  5.  Hardened Devices
    Ensuring that a corporate-issued device remains patched and updated, and that antivirus and other security tools have the latest signature updates are ways to close security gaps, thereby hardening them against exploitation by criminals. These efforts, though, can be more challenging to implement with remote or dynamic workforces. Software patching, for instance, typically occurs during off-hours. Employees that deviate from the standard 9-to-5 workday to accommodate for childcare, eldercare, and other responsibilities may cause security updates to be delayed or paused, leaving security gaps unaddressed.    

Extending Visibility to the Dynamic Workforce

A virtual public sector workforce changes everything. Remote work poses new security challenges and alters the way an agency’s security team handles day-to-day access and how it narrows-in on potential insider threats, among other considerations. 

As we discussed in the previous section, there are common characteristics of a remote workforce that introduce new attack vectors. When these vulnerabilities –both system and human – are exploited by malicious actors, they can act as a path back to the agency’s network.   

Ongoing employee education and visibility are the best defences against these and other new risks – and should extend from the agency’s internal infrastructure to each endpoint. 

While user education can continue remotely, visibility into remote environments poses more of a challenge. 

RSA offers the following six recommendations for gaining visibility into the risks presented by a remote workforce: 

  1. Combine traditional log monitoring with capturing and monitoring network packets to see how threats are traversing the network – from user device, across the network infrastructure, and to the cloud. This includes VPN links and any other external entry point into the corporate network.
  2. Monitor activity across all endpoints, on and off the network, for deep visibility into their security state, and properly prioritize alerts when there is an issue. 
  3. Enhance rule-based or signature-based threat detection with the addition of advanced machine learning through UEBA and endpoint behaviour analytics to recognize anomalies that could indicate malicious intent and threats.
  4. Streamline the activities and processes across security teams to get to the heart of a problem quickly and efficiently.
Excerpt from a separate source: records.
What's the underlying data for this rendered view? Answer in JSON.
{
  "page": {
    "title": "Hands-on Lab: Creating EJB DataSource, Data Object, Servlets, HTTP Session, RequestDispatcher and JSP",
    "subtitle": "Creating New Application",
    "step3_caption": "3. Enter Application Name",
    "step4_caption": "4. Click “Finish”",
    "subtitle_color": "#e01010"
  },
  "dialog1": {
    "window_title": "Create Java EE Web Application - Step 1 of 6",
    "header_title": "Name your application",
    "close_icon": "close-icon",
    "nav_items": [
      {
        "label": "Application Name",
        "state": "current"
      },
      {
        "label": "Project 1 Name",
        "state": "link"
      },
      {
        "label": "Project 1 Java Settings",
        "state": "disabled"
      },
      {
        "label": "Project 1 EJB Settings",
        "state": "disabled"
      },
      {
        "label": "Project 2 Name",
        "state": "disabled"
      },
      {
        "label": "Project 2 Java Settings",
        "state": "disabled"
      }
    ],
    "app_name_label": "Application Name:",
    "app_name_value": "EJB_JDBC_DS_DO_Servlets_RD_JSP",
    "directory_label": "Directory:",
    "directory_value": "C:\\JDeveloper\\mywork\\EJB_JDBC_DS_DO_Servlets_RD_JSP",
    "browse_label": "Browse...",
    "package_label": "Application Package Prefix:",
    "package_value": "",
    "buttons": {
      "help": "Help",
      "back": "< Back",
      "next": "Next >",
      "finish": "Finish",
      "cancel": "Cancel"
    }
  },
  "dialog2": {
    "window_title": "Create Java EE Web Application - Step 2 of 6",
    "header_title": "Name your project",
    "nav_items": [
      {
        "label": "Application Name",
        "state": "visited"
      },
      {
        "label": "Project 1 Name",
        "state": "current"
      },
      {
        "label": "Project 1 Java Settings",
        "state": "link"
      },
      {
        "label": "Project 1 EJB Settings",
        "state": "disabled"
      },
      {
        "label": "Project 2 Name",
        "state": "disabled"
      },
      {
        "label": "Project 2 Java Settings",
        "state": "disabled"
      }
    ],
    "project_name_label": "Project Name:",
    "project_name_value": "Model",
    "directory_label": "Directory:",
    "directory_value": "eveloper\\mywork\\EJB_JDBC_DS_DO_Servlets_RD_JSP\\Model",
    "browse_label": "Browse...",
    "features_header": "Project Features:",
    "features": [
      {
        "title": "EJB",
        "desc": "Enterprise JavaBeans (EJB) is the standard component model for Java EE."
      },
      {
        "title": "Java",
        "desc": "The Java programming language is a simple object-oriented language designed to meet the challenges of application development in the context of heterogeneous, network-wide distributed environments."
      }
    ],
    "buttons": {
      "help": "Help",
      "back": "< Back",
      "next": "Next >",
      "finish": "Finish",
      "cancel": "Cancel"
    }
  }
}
When an incident is recognized, a fast response provides a better chance to stop it before resources can be fully exploited.
  5. Understand both context and threat intelligence in order to increase detection capabilities based on known indicators of an identified attack and/or threat actor. 
  6. Use technology tools to automate monitoring and response to mitigate incidents before they impact the entity.


While remote work options have been in place, the impacts of the ongoing global health crisis have brought about an unprecedented shift in how – and where – we work. 

The resulting sudden, massive shift to a remote workforce has brought into focus the potential risks, and the need for the leaders of Canadian public sector entities to strengthen their organizations’ security posture. By establishing the right levels of threat visibility and response, leaders can support and secure remote workers effectively – and minimize the impact of threats on the organization.